- Dry skin & hair
- Hair loss
- Weight gain
- Brain Fog (slower thinking, memory difficulty)
- Heavier and/or more frequent menstrual periods
- Goiter (swelling in the front of the neck, caused by enlargement of the thyroid)
- Slightly higher blood pressure
What should I do about it?
Be sure to get a full thyroid panel, one that includes TSH, free T3, free T4, total T3, reverse T3, and antibodies. Mainstream doctors usually only test TSH and sometimes free T3/T4 and unfortunately that doesn't tell us much on the health state of your hormones.
Further, we provide natural solutions that can, in many cases, rebalance thyroid hormone levels back to normal, stable levels for prolonged periods of time without ongoing medication. Lets take a look at some of our favorite natural solutions:
Based on the proper use of herbs and spices to aid the body in healing, many of the herbs support the body to help clear out toxins, integrate more iodine into the diet, and support the overall adrenal system.
Seaweeds, kelps, and other sea vegetables were used by the herbal medicine community for millennia, highly traded to inner areas of the continent. The practitioners knew the inherent value of these foods, and today we suspect that iodine is the reason why.
In addition to the iodine, sea vegetables contain 20-50% of their weight as minerals, including magnesium, potassium, sodium, calcium, zinc, chloride, sulfur, phosphorous, copper, vanadium, cobalt, manganese, selenium, iron, and fluorine. As the body becomes deficient in these minerals, it begins to manifest disease. Eating kelp helps provide some of the missing nutrients to the body.
Rosmarinic acid, particularly from rosemary, has been showing promise in several studies indicating its role in thyroid stimulating hormone uptake. For immune-related hypothyroid issues, it calms excess T cell activity and pro inflammatory cytokine release.
Ashwagandha helps naturally stimulate thyroid activity and helps prevent hepatic (liver) damage because of low thyroid hormones. Additionally, ashwagandha helps reduce cortisol in the body, reducing stress that can play a part in the overstimulation of the thyroid.
The guggul plant, Commiphora mukul, is gaining popularity, especially for help people restore immunity and natural function. According to Dr. Richard B. Kreider, gugguisterones may increase the function of the thyroid and stimulate the conversion of the T4 into the more active T3 form (Exercise & Sport Nutrition: Principles, Promises, Science, & Recommendations; Richard B. Kreider ,et al.; 2009 ).
Using the right types of supplements supports the whole body, and in particular the thyroid.

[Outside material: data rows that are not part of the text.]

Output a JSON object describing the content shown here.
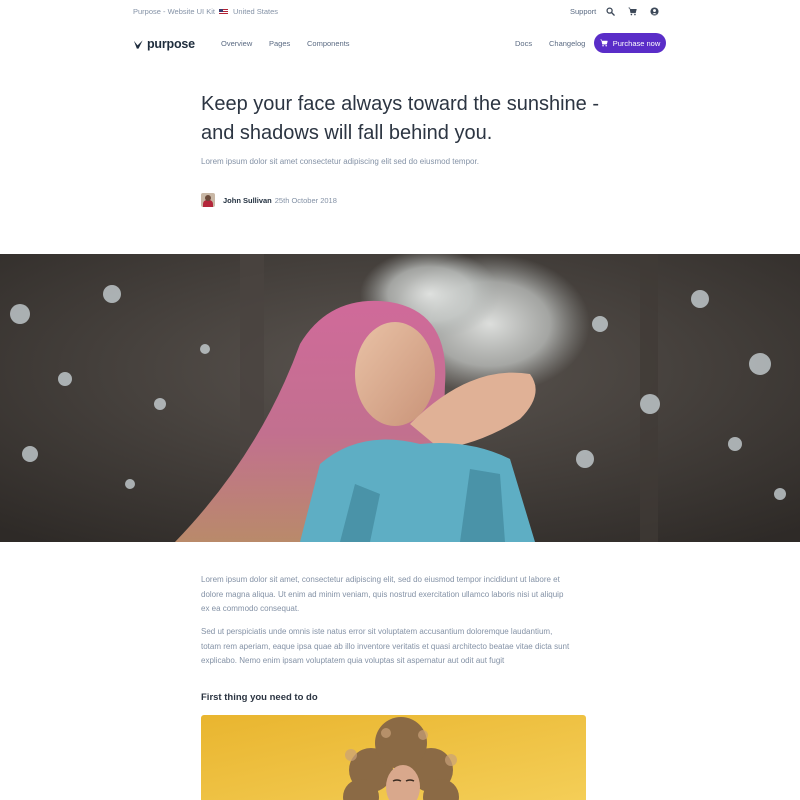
{
  "topbar": {
    "brand_link": "Purpose - Website UI Kit",
    "country": "United States",
    "support": "Support",
    "icons": [
      "search-icon",
      "cart-icon",
      "user-icon"
    ]
  },
  "nav": {
    "logo_text": "purpose",
    "links": [
      "Overview",
      "Pages",
      "Components"
    ],
    "docs": "Docs",
    "changelog": "Changelog",
    "cta_label": "Purchase now",
    "accent_color": "#5a2dc8"
  },
  "article": {
    "headline_line1": "Keep your face always toward the sunshine -",
    "headline_line2": "and shadows will fall behind you.",
    "subheading": "Lorem ipsum dolor sit amet consectetur adipiscing elit sed do eiusmod tempor.",
    "author_name": "John Sullivan",
    "date": "25th October 2018",
    "paragraphs": [
      {
        "lines": [
          "Lorem ipsum dolor sit amet, consectetur adipiscing elit, sed do eiusmod tempor incididunt ut labore et",
          "dolore magna aliqua. Ut enim ad minim veniam, quis nostrud exercitation ullamco laboris nisi ut aliquip",
          "ex ea commodo consequat."
        ]
      },
      {
        "lines": [
          "Sed ut perspiciatis unde omnis iste natus error sit voluptatem accusantium doloremque laudantium,",
          "totam rem aperiam, eaque ipsa quae ab illo inventore veritatis et quasi architecto beatae vitae dicta sunt",
          "explicabo. Nemo enim ipsam voluptatem quia voluptas sit aspernatur aut odit aut fugit"
        ]
      }
    ],
    "section_title": "First thing you need to do"
  }
}
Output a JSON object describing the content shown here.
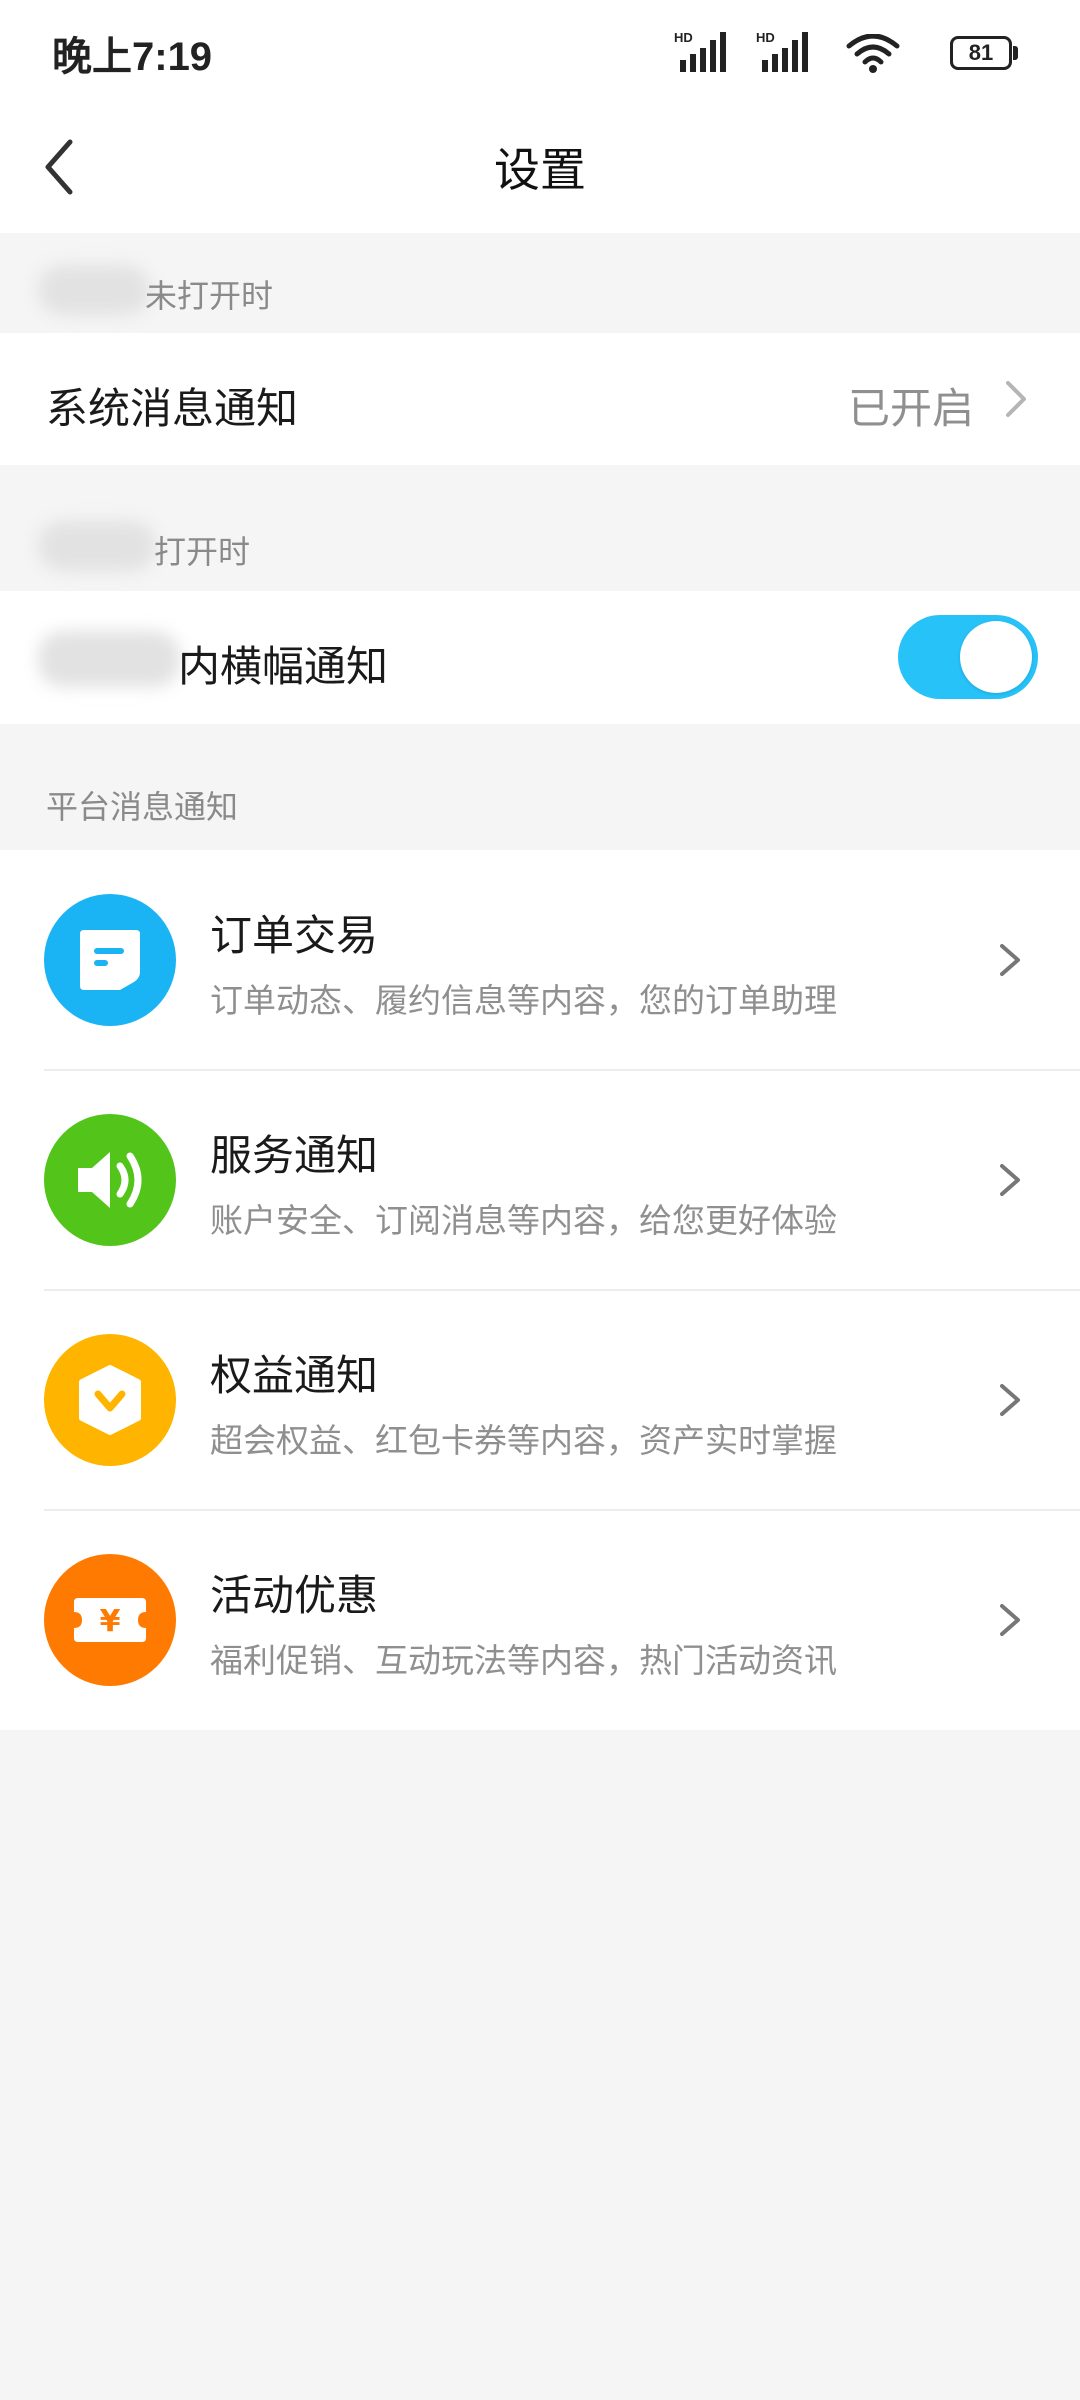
{
  "status_bar": {
    "time": "晚上7:19",
    "signal_1_label": "HD",
    "signal_2_label": "HD",
    "battery_level": "81"
  },
  "nav": {
    "title": "设置"
  },
  "sections": {
    "closed_label": "未打开时",
    "open_label": "打开时",
    "platform_label": "平台消息通知"
  },
  "system_notification": {
    "title": "系统消息通知",
    "value": "已开启"
  },
  "banner_notification": {
    "title": "内横幅通知",
    "enabled": true
  },
  "platform_items": [
    {
      "title": "订单交易",
      "desc": "订单动态、履约信息等内容，您的订单助理",
      "icon": "order-icon",
      "color": "#1ab4f5"
    },
    {
      "title": "服务通知",
      "desc": "账户安全、订阅消息等内容，给您更好体验",
      "icon": "speaker-icon",
      "color": "#52c41a"
    },
    {
      "title": "权益通知",
      "desc": "超会权益、红包卡券等内容，资产实时掌握",
      "icon": "benefit-icon",
      "color": "#ffb400"
    },
    {
      "title": "活动优惠",
      "desc": "福利促销、互动玩法等内容，热门活动资讯",
      "icon": "ticket-icon",
      "color": "#ff7a00"
    }
  ],
  "colors": {
    "toggle_on": "#27c2f8",
    "background": "#f5f5f5"
  }
}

Selenium is present in the endocrine organs in higher concentrations than in other organs of the body. Being deficient places stress on the thyroid and its ability to utilize iodine. It works particularly well with vitamin D in helping the body prevent oxidative stress.

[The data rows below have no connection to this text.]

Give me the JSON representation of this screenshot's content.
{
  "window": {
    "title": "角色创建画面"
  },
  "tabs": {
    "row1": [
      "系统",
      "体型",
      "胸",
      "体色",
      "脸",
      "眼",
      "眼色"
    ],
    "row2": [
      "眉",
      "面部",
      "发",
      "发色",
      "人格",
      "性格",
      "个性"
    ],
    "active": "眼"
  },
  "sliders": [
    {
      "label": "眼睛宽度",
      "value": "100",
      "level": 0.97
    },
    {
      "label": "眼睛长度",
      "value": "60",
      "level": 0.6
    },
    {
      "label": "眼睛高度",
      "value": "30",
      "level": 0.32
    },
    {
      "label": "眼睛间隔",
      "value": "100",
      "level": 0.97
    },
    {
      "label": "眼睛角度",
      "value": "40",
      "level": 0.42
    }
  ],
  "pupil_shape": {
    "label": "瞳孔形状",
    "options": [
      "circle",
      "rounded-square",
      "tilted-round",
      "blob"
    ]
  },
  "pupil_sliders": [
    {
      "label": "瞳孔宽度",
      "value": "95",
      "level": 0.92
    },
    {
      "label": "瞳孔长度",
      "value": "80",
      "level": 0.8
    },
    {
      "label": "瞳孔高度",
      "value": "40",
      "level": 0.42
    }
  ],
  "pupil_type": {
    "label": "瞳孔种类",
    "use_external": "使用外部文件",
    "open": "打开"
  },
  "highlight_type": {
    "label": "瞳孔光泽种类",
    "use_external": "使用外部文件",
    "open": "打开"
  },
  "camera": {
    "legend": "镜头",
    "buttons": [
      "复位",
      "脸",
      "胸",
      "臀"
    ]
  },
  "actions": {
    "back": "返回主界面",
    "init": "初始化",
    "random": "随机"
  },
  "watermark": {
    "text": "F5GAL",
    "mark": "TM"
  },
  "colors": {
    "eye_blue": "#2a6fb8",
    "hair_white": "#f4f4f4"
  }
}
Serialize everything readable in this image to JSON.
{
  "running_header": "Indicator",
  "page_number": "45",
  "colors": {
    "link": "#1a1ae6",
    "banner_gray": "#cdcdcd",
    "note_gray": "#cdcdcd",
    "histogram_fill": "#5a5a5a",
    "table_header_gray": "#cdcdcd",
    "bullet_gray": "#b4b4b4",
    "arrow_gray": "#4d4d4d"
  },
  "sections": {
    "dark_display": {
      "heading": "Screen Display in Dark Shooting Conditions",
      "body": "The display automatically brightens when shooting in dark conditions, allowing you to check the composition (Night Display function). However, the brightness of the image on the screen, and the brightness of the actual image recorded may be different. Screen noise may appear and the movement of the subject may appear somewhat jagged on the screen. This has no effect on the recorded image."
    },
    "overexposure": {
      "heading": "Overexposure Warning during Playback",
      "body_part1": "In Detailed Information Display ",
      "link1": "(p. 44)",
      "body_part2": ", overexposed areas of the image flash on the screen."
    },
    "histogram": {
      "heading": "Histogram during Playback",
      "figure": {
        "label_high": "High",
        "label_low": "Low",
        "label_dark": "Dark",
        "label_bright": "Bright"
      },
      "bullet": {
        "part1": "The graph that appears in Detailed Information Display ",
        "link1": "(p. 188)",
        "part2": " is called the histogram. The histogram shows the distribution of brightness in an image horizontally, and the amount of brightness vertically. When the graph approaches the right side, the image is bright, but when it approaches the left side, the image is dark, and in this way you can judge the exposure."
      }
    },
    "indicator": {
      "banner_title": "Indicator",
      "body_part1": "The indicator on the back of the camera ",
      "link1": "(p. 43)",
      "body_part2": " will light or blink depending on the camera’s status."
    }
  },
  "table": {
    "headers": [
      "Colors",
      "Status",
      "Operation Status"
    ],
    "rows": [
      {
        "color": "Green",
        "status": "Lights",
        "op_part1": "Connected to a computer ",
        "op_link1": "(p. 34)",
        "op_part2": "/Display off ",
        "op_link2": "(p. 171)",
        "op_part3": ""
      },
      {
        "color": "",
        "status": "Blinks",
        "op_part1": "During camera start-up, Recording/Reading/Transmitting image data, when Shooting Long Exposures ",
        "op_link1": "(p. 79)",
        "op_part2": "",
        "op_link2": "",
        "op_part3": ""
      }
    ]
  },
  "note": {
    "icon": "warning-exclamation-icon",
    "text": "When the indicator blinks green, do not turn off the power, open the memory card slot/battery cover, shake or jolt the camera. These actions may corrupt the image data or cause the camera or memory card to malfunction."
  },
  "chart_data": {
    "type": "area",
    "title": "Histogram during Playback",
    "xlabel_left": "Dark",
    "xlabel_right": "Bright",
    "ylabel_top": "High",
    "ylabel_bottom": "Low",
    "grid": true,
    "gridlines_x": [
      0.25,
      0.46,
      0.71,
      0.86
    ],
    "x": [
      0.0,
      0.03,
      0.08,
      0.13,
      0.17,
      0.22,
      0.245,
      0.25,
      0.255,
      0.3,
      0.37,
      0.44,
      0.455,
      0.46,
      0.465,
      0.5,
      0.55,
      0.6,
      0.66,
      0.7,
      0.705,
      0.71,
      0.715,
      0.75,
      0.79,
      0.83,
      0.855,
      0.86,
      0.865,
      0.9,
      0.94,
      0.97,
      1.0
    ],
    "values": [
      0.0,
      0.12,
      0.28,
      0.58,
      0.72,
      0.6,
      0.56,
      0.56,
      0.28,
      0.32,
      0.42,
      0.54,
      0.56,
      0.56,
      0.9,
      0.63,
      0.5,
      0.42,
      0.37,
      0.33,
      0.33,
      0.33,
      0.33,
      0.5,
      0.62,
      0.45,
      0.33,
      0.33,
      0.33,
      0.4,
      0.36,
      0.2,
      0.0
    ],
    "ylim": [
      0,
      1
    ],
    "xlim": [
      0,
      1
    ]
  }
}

Many women are deficient in Vitamin A, D, and E, which can show up in repressed thyroid function. In particular, the carotenoids (Vitamin A) are partially responsible for helping the body sense and utilize the thyroid hormones. Both vitamins D and E are powerful antioxidants that help preserve the body’s natural function and help the other vitamins function normally.

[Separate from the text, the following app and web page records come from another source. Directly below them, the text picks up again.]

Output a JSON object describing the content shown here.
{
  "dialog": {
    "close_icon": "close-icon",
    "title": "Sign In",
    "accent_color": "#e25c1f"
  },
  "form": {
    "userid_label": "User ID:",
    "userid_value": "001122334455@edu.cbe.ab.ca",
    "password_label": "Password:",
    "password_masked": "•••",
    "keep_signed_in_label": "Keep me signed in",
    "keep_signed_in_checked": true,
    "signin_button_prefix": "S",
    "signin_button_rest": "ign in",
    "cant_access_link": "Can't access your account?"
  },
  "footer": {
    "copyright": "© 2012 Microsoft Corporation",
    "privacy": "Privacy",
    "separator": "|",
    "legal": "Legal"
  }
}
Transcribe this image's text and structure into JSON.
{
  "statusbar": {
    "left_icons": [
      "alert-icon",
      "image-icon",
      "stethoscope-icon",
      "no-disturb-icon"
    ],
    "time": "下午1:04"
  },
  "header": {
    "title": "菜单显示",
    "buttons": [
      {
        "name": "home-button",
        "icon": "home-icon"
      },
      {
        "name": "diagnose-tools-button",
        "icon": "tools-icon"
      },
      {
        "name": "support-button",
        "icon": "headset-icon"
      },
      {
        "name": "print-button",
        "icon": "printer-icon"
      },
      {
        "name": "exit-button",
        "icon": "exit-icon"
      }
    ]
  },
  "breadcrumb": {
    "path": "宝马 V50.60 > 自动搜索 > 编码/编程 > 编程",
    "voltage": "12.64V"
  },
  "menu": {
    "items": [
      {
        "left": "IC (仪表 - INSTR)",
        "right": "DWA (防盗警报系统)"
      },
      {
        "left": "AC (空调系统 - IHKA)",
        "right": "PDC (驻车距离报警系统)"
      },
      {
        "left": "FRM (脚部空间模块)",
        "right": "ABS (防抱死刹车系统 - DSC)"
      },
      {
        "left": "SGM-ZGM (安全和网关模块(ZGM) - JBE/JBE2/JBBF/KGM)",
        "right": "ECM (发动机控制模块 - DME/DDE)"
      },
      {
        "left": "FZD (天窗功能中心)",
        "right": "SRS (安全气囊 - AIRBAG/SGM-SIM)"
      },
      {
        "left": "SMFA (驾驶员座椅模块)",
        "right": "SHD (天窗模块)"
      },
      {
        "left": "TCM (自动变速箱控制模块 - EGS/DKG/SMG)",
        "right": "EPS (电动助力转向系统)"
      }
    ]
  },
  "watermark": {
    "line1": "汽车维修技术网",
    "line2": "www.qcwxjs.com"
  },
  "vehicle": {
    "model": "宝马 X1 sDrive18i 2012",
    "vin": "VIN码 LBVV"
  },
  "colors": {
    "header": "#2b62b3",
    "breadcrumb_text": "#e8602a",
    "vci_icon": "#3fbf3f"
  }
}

As you can see there are many nutrients you can take to support your thyroid. Implementing supplemental support, a healthy diet, and managing stress with exercise, sleep, and self care, can help your thyroid work at its highest potential.
- Madison Blackmon